    Humans have always been creative at finding new ways to use energy. Oil lamps, large ships, catapults, blast furnaces, gunpowder, fireworks, hand cannons and the printing press were all in use long before the first coal mine was dug or the first oil well was struck. But harnessing coal, and then petroleum, vastly expanded the amount of energy available for human use. Coal, first used to pump water out of mines, quickly led to the development of the railway industry and found uses in electricity, steel, transportation fuels and chemicals. Petroleum, first used in kerosene lamps beginning in the mid 19th century, soon found uses in transportation, cooking, lubrication, asphalt and myriad chemical products.

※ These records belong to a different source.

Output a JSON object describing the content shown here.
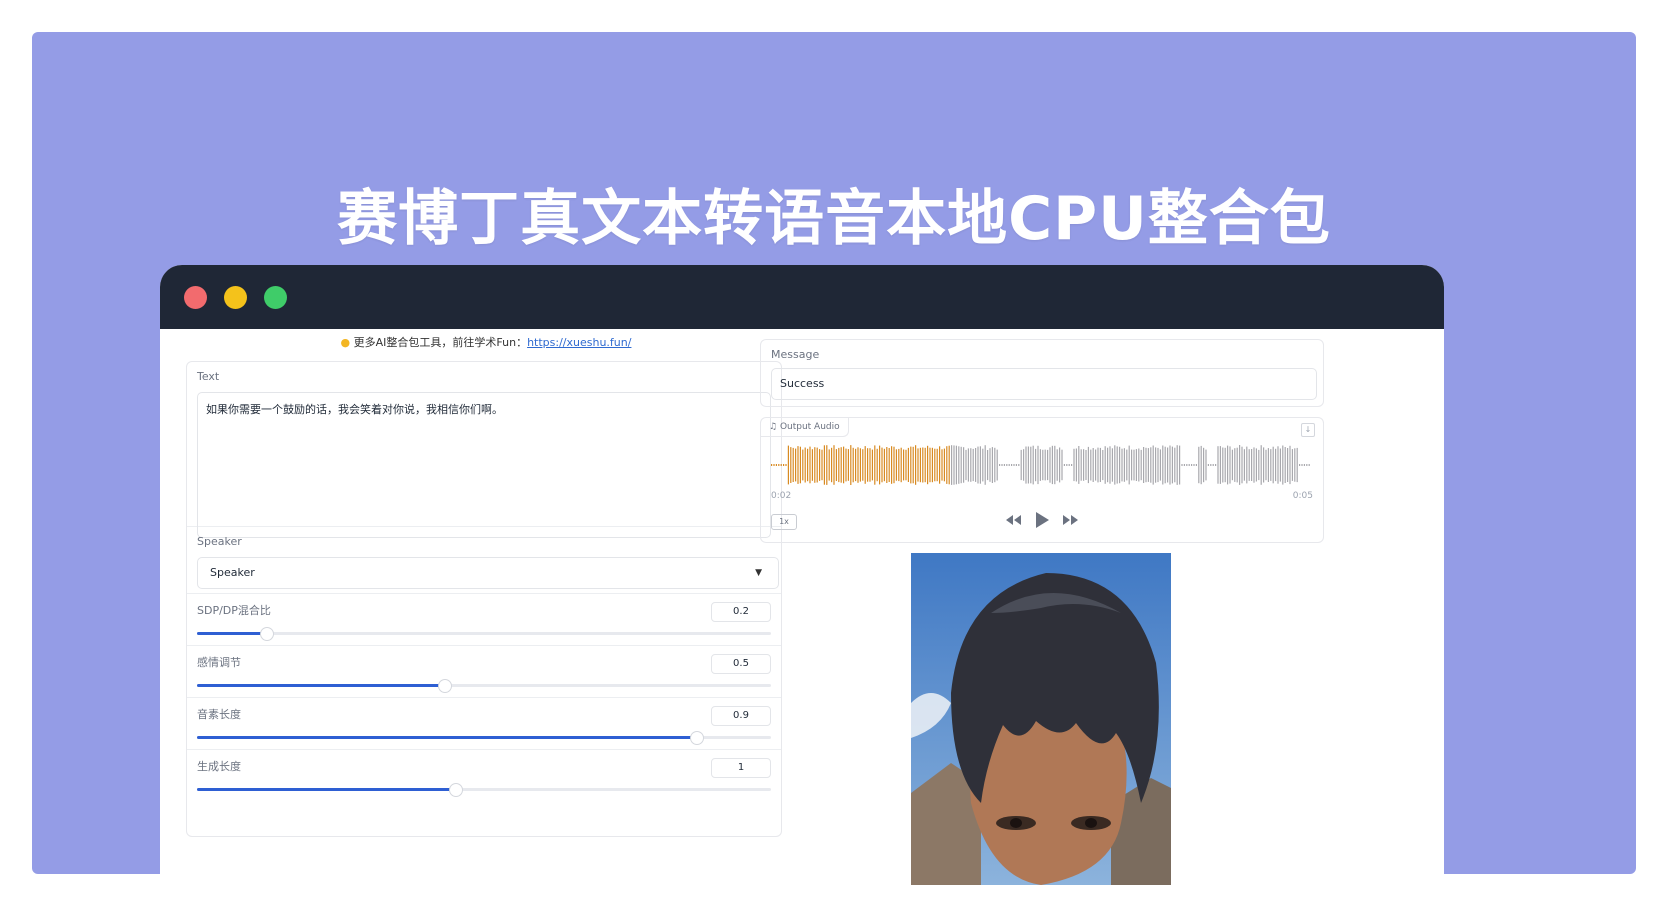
{
  "headline": "赛博丁真文本转语音本地CPU整合包",
  "notice": {
    "icon": "lightbulb-icon",
    "text": "更多AI整合包工具，前往学术Fun：",
    "link": "https://xueshu.fun/"
  },
  "left": {
    "text_label": "Text",
    "text_value": "如果你需要一个鼓励的话，我会笑着对你说，我相信你们啊。",
    "speaker_label": "Speaker",
    "speaker_value": "Speaker",
    "sliders": [
      {
        "label": "SDP/DP混合比",
        "value": "0.2",
        "fraction": 0.12
      },
      {
        "label": "感情调节",
        "value": "0.5",
        "fraction": 0.43
      },
      {
        "label": "音素长度",
        "value": "0.9",
        "fraction": 0.87
      },
      {
        "label": "生成长度",
        "value": "1",
        "fraction": 0.45
      }
    ]
  },
  "right": {
    "message_label": "Message",
    "message_value": "Success",
    "audio_label": "Output Audio",
    "audio_current": "0:02",
    "audio_total": "0:05",
    "playback_progress": 0.33,
    "speed": "1x"
  },
  "colors": {
    "banner": "#949ce6",
    "titlebar": "#1f2736",
    "wave_played": "#d88a22",
    "wave_rest": "#a8a8ad",
    "slider_fill": "#2e5fd3"
  }
}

    It might be that global warming will one day motivate societies to ban things like space tourism, impose stricter regulations and higher taxes on energy consumption, or voluntarily reduce their energy consumption. But it's notable that many of the same people who express the most concern about global warming—including Messrs. Branson and DiCaprio—are the ones who are opening up new frontiers in energy consumption.

    Even without restrictions, global energy consumption may peak at some point in the future, as population growth slows, poor people around the world achieve higher living standards, and our energy technologies continue to become more efficient. But for decades to come, energy use will almost certainly continue to rise around the world. Given this reality, efforts to improve energy efficiency may modestly slow the growth of energy consumption but are unlikely to halt it, much less achieve the deep declines necessary to mitigate climate change.

    That Mr. Branson has developed a spacecraft that blasts humans into space more efficiently than previous vehicles is a laudable technical accomplishment. But from an environmental perspective, that accomplishment is completely overshadowed by the reality that the mogul is pioneering a new industry that involves blasting tourists into space. Should he succeed, the relative efficiency of the endeavor is almost entirely beside the point. Mr. Branson will have invented a new way for wealthy elites like Mr. DiCaprio to consume vast quantities of energy.

    Weekend trips to Mars for the masses are, of course, still the stuff of science fiction. So, too, is the fantasy that climate change might be averted through deep cuts in global energy consumption.